Researchers found that when they used a stricter threshold to include mild hearing loss, they found that patients may be experiencing cognitive decline earlier than previously thought. There has been a well-established link between age-related hearing loss and mental health, but this new study sheds light on patients who may have been overlooked.
The established hearing loss threshold is currently set at 25 decibels, but it was in patients that experienced a hearing loss of just 15 decibels that cognitive decline was first noted. These seniors may have problems hearing the volume of a whisper or rustling leaves, and until now, it wasn’t thought to have had any “clinically meaningful” connection to mental health.
Some scientists have commented on the findings with their suspicion that hearing issues may lead to thinking issues because the brain needs to redirect so much attention to hearing that it doesn’t exercise other mental functions as much as it should.
“People with worse hearing use so much more brainpower to decode the words that are said, they don’t get to process the meaning of what was said, which is the intellectually stimulating part,” said the study’s lead author, Dr. Justin Golub, an assistant professor in the department of otolaryngology-head and neck surgery at New York-Presbyterian/Columbia University Irving Medical Center in New York City.
For the study, researchers analyzed information from the Hispanic Community Health (HCHS) and the National Health and Nutrition Study (NHANES), both of which contained data on participants who were given both hearing and cognitive testing.

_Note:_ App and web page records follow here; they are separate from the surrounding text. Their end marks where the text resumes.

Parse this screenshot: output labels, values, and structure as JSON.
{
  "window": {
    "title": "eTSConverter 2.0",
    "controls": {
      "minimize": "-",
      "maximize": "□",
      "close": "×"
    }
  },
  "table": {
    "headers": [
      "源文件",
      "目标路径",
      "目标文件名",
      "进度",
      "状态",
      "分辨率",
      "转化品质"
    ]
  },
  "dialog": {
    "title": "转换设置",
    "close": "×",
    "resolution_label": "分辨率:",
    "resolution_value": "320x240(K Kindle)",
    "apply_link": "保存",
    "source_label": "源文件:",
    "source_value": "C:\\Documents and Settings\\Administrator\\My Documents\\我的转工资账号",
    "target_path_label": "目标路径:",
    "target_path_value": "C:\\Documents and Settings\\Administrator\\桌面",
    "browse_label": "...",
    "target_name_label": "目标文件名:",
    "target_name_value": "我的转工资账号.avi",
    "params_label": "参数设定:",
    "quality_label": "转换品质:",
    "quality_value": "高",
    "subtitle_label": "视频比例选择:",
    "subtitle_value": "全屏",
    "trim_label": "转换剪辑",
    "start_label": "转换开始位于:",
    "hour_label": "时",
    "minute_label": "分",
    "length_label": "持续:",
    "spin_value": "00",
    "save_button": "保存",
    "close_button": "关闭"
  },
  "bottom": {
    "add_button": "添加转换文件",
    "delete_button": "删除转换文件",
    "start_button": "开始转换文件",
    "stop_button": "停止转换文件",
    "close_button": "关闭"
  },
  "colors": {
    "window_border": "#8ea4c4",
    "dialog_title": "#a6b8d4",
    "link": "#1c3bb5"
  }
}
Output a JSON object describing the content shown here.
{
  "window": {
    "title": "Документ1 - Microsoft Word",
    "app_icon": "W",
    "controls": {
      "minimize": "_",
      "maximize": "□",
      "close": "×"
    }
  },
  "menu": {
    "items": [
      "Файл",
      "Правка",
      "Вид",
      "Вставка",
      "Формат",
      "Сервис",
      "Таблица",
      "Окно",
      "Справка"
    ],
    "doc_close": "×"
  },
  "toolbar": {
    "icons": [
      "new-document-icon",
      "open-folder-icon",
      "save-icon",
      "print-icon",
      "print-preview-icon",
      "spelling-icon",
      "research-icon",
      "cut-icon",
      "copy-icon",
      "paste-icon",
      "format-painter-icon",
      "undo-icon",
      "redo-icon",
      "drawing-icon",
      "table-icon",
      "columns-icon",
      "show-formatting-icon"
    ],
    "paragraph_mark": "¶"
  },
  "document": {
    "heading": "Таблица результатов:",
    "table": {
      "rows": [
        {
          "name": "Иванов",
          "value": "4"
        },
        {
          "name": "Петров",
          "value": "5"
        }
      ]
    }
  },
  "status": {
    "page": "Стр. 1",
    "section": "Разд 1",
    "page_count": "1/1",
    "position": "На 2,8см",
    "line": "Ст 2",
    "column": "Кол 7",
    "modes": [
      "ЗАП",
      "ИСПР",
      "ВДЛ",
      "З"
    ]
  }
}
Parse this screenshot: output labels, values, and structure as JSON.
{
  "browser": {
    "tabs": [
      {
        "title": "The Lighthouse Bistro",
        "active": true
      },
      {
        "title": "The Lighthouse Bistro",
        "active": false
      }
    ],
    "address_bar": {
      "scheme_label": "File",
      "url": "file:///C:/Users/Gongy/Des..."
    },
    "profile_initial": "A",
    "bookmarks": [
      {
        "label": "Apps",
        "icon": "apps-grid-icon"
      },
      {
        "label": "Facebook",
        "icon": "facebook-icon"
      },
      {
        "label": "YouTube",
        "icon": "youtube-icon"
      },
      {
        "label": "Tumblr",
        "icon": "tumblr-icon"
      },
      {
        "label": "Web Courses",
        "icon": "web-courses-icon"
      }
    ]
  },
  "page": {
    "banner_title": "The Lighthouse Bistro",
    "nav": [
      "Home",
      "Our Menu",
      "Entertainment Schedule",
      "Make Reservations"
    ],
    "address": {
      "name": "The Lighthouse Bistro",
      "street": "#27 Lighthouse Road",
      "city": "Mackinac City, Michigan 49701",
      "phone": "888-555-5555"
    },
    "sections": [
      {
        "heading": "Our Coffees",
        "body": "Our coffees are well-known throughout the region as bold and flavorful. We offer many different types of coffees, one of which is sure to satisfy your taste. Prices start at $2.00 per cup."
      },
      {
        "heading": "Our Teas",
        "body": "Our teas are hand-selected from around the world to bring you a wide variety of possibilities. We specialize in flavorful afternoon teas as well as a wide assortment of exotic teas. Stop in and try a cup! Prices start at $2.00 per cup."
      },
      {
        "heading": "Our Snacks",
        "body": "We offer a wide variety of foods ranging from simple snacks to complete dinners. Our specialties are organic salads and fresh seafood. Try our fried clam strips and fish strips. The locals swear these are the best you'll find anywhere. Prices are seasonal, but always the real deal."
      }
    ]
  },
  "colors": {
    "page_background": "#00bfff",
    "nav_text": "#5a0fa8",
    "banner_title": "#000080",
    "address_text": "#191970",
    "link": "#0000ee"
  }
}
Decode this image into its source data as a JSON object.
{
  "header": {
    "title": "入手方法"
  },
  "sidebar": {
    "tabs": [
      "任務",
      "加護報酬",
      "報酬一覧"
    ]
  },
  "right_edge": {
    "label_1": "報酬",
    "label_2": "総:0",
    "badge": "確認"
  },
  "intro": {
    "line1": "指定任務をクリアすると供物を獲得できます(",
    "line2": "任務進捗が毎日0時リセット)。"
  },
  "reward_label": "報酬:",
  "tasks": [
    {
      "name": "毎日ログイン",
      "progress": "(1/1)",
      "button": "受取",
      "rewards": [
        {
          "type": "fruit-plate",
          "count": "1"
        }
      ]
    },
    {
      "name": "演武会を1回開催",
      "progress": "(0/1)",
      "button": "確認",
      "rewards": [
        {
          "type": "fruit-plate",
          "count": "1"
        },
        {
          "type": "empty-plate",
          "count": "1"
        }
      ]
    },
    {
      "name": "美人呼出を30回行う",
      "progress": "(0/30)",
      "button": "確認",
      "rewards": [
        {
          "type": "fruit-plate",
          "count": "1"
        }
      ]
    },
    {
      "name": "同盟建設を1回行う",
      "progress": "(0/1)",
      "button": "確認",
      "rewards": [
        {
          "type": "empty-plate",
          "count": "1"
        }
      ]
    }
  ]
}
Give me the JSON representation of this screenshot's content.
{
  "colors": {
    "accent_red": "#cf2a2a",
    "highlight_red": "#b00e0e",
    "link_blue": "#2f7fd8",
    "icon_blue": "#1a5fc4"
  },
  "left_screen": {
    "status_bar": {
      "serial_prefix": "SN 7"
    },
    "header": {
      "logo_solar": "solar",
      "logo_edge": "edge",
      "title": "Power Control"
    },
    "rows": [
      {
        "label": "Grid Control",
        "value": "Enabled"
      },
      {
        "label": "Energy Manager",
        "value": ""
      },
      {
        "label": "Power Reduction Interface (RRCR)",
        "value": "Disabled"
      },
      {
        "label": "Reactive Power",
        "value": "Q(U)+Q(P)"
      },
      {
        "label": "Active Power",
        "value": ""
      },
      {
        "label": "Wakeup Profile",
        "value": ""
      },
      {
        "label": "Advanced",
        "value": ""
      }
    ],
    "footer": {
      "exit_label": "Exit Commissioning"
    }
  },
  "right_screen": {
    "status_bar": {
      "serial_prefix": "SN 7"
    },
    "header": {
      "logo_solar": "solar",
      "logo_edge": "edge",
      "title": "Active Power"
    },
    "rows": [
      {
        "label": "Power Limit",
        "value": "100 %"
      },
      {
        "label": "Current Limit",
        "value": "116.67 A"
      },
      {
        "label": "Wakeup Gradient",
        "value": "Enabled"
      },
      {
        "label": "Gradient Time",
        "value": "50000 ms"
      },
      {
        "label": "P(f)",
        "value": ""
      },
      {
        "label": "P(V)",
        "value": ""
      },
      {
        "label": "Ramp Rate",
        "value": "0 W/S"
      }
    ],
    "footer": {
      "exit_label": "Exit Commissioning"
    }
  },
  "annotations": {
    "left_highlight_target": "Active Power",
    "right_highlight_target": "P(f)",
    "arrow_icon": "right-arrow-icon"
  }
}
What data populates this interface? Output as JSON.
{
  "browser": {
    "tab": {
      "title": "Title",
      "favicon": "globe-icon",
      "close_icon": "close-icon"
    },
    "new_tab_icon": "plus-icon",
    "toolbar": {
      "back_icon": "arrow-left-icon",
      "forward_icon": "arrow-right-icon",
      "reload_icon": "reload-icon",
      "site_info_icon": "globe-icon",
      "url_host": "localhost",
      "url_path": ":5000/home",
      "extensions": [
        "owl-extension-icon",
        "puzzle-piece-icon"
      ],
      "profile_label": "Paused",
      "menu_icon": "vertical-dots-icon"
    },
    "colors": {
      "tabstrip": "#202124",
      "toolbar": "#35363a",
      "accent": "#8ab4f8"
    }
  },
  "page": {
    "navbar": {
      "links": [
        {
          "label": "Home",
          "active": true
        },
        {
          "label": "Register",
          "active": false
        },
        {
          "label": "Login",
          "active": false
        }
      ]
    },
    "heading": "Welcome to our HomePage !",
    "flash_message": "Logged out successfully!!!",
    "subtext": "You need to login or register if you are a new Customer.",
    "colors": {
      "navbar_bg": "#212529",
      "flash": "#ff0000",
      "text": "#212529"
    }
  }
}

Participants with an average age of 59 years who had not developed early-onset hearing loss were focused on for the purpose of the study, which included 6,451 people. Accounts of cardiovascular health problems and demographics were also noted as these may impact the likelihood of developing cognitive problems.
The research showed that participants who developed slight hearing loss also performed worse on cognitive tests. Golub said, “People who had difficultly hearing a whisper (but technically still had normal hearing), scored 6 points worse on a test of speed and attention than people who had absolutely perfect hearing. This took into account other factors, such as age. Scientists say that the 6-point change could make a meaningful difference in day to day function.”
Golub and his team suspect that if those with mild hearing issues started wearing hearing aids sooner, they may be able to stay more mentally sharp.
He concluded by saying, “We’re running a randomized controlled trial right now treating one group of people with hearing loss and comparing them to a group with no treatment. We’ll see if in a couple of years, the people with hearing aids are cognitively sharper.”